In the south of England, Cannington Viaduct remains an impressive feature from the former single track branch line, Axminster & Lyme Regis Light Railway. At the time the viaduct was one of a few such structures made entirely from concrete rather than brick.
The Grade II listed viaduct is 200 yards long, comprises ten elliptical arches – standing at an impressive 92 feet at its highest point. During construction the west end settled, so bricks were added to the third arch to stabilise it, giving the viaduct a unique appearance.
The branch line opened to traffic in the summer of 1903, carrying people from London to the sea – closing in 1965.
The Jurassic Coast World Heritage Site is just three miles away from this hidden gem, free to be enjoyed by walkers, cyclists and dogs alike.
Berw Viaduct, which is nestled in the valleys of Pontypridd spanning the river Taff, was engineered by Isambard Kingdom Brunel. Considered to be ‘one of the greatest figures of the Industrial Revolution’ he developed ground-breaking designs and ingenious constructions.
Opened in 1885 as an extension to the Taff Vale Railway to serve Abion Colliery, Cilfynydd the bridge was used for the coal mining industries, which were expanding at the time in Wales. The viaduct was listed in 1995 and is a rare example of a structure of its kind in South Wales.
It also happens to be just under half a mile away from the Taff Trail. The 55-mile route between Cardiff and Brecon runs along a mixture of riverside paths, railway paths and forest roads. Cycle route number 8 from Sustrans cycling network takes around five hours to cycle or 18 hours to walk.
River Eden Viaduct, also known as Waverley Viaduct in Cumbria was once part of the former Carlisle to Edinburgh line.
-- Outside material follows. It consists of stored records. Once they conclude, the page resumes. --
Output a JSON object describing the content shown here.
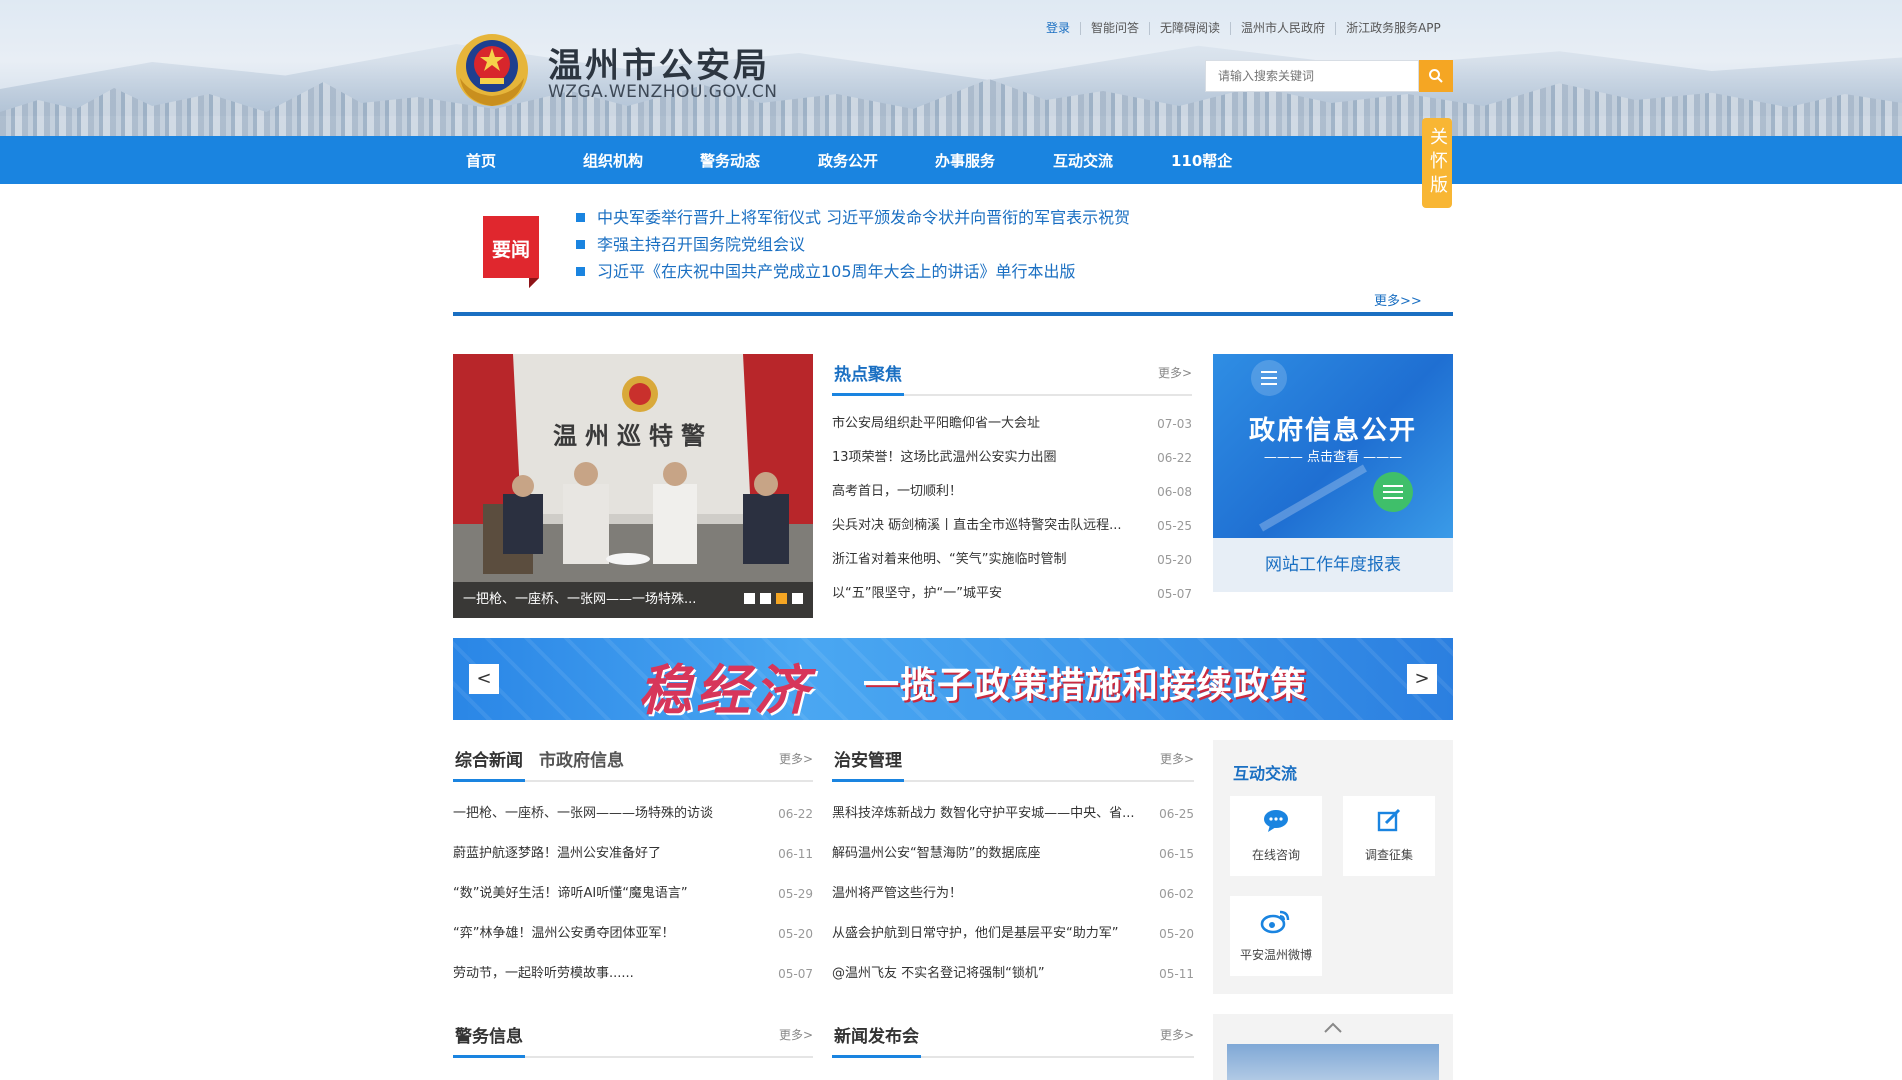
{
  "header": {
    "site_title": "温州市公安局",
    "site_domain": "WZGA.WENZHOU.GOV.CN",
    "top_links": [
      "登录",
      "智能问答",
      "无障碍阅读",
      "温州市人民政府",
      "浙江政务服务APP"
    ],
    "search_placeholder": "请输入搜索关键词"
  },
  "nav": {
    "items": [
      "首页",
      "组织机构",
      "警务动态",
      "政务公开",
      "办事服务",
      "互动交流",
      "110帮企"
    ],
    "care_mode": "关怀版"
  },
  "headlines": {
    "badge": "要闻",
    "items": [
      "中央军委举行晋升上将军衔仪式 习近平颁发命令状并向晋衔的军官表示祝贺",
      "李强主持召开国务院党组会议",
      "习近平《在庆祝中国共产党成立105周年大会上的讲话》单行本出版"
    ],
    "more": "更多>>"
  },
  "photo": {
    "sign_text": "温州巡特警",
    "caption": "一把枪、一座桥、一张网——一场特殊...",
    "active_slide": 3,
    "slide_count": 4
  },
  "hot_focus": {
    "title": "热点聚焦",
    "more": "更多>",
    "items": [
      {
        "text": "市公安局组织赴平阳瞻仰省一大会址",
        "date": "07-03"
      },
      {
        "text": "13项荣誉！这场比武温州公安实力出圈",
        "date": "06-22"
      },
      {
        "text": "高考首日，一切顺利！",
        "date": "06-08"
      },
      {
        "text": "尖兵对决 砺剑楠溪丨直击全市巡特警突击队远程...",
        "date": "05-25"
      },
      {
        "text": "浙江省对着来他明、“笑气”实施临时管制",
        "date": "05-20"
      },
      {
        "text": "以“五”限坚守，护“一”城平安",
        "date": "05-07"
      }
    ]
  },
  "gov_info": {
    "title": "政府信息公开",
    "subtitle": "——— 点击查看 ———",
    "report": "网站工作年度报表"
  },
  "banner": {
    "title": "稳经济",
    "subtitle": "一揽子政策措施和接续政策",
    "prev": "<",
    "next": ">"
  },
  "general_news": {
    "tab1": "综合新闻",
    "tab2": "市政府信息",
    "more": "更多>",
    "items": [
      {
        "text": "一把枪、一座桥、一张网———场特殊的访谈",
        "date": "06-22"
      },
      {
        "text": "蔚蓝护航逐梦路！温州公安准备好了",
        "date": "06-11"
      },
      {
        "text": "“数”说美好生活！谛听AI听懂“魔鬼语言”",
        "date": "05-29"
      },
      {
        "text": "“弈”林争雄！温州公安勇夺团体亚军！",
        "date": "05-20"
      },
      {
        "text": "劳动节，一起聆听劳模故事......",
        "date": "05-07"
      }
    ]
  },
  "security": {
    "title": "治安管理",
    "more": "更多>",
    "items": [
      {
        "text": "黑科技淬炼新战力 数智化守护平安城——中央、省...",
        "date": "06-25"
      },
      {
        "text": "解码温州公安“智慧海防”的数据底座",
        "date": "06-15"
      },
      {
        "text": "温州将严管这些行为！",
        "date": "06-02"
      },
      {
        "text": "从盛会护航到日常守护，他们是基层平安“助力军”",
        "date": "05-20"
      },
      {
        "text": "@温州飞友 不实名登记将强制“锁机”",
        "date": "05-11"
      }
    ]
  },
  "interaction": {
    "title": "互动交流",
    "tiles": [
      "在线咨询",
      "调查征集",
      "平安温州微博"
    ]
  },
  "police_info": {
    "title": "警务信息",
    "more": "更多>"
  },
  "press": {
    "title": "新闻发布会",
    "more": "更多>"
  },
  "colors": {
    "primary": "#1a84e0",
    "accent": "#f5a623",
    "badge_red": "#e0272e",
    "link": "#1a6fc2"
  }
}
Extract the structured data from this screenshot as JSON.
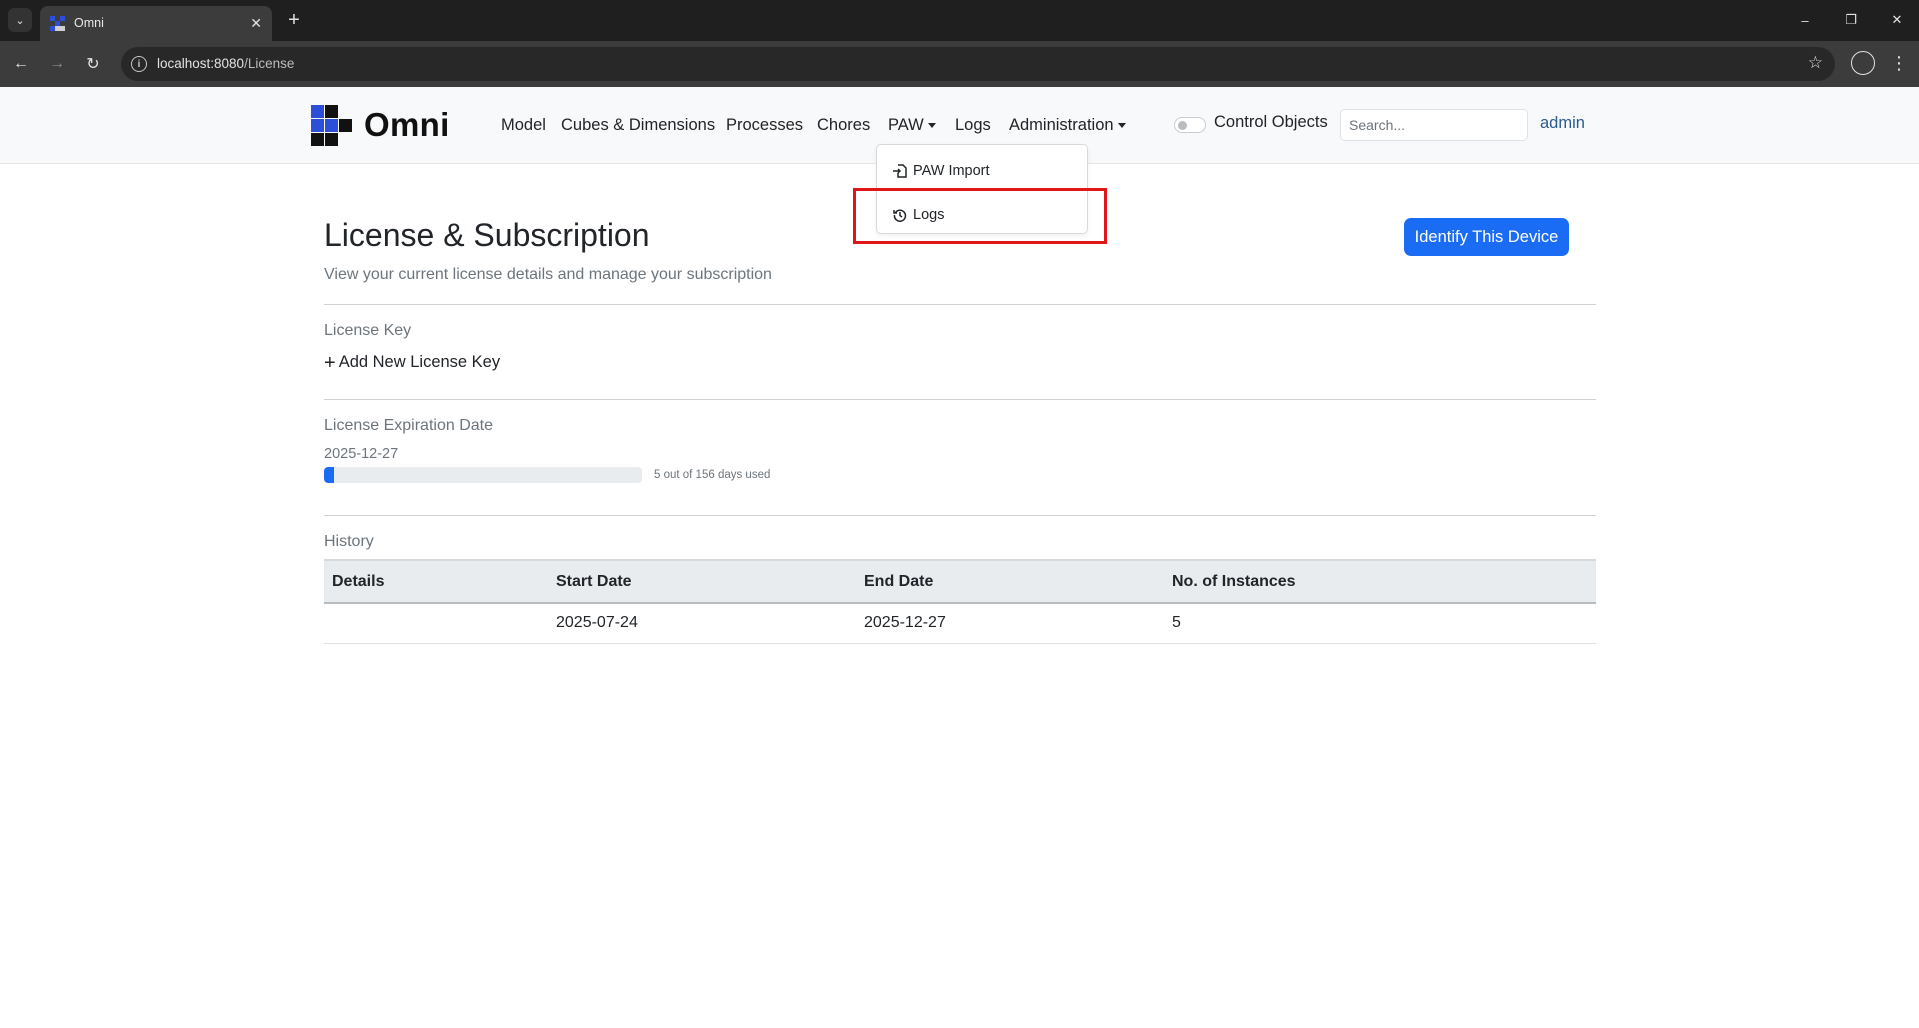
{
  "browser": {
    "tab_title": "Omni",
    "url_host": "localhost:8080",
    "url_path": "/License"
  },
  "app": {
    "brand": "Omni",
    "nav": {
      "model": "Model",
      "cubes": "Cubes & Dimensions",
      "processes": "Processes",
      "chores": "Chores",
      "paw": "PAW",
      "logs": "Logs",
      "administration": "Administration"
    },
    "control_objects_label": "Control Objects",
    "control_objects_on": false,
    "search_placeholder": "Search...",
    "user": "admin"
  },
  "dropdown": {
    "items": [
      {
        "label": "PAW Import",
        "icon": "file-import-icon"
      },
      {
        "label": "Logs",
        "icon": "history-icon"
      }
    ]
  },
  "page": {
    "title": "License & Subscription",
    "subtitle": "View your current license details and manage your subscription",
    "identify_button": "Identify This Device",
    "license_key_label": "License Key",
    "add_key_label": "Add New License Key",
    "expiration_label": "License Expiration Date",
    "expiration_date": "2025-12-27",
    "days_used": 5,
    "days_total": 156,
    "progress_text": "5 out of 156 days used",
    "history_label": "History",
    "history_columns": [
      "Details",
      "Start Date",
      "End Date",
      "No. of Instances"
    ],
    "history_rows": [
      [
        "",
        "2025-07-24",
        "2025-12-27",
        "5"
      ]
    ]
  },
  "colors": {
    "primary": "#1a6cf5",
    "highlight": "#e0161b",
    "brand_blue": "#2d4fd8"
  }
}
Made from red sandstone blocks from the local area the double track deck spans the River Eden, on a slight curve.
The viaduct can be viewed to anyone walking along the river Eden and is close to the Hadrian's Wall path. The 84 mile (135 Km) National Trail stretches coast to coast across northern England, from Wallsend, Newcastle-upon-Tyne in the east to Bowness-on-Solway on the west. Waverley viaduct was closed in 1966 after the Beeching Report.
Other structures you can enjoy this summer include Teviot viaduct (also known as Roxburgh viaduct) in Scotland, Tidenham tunnel in Wye Valley, Bennerley viaduct in Derbyshire, Burnden and Darcy Lever viaduct in Manchester and finally Pensford viaduct in Bristol.
So, what are you waiting for? Get your shoes on, connect with people, nature and enjoy some truly unique architecture from our Estate this Summer.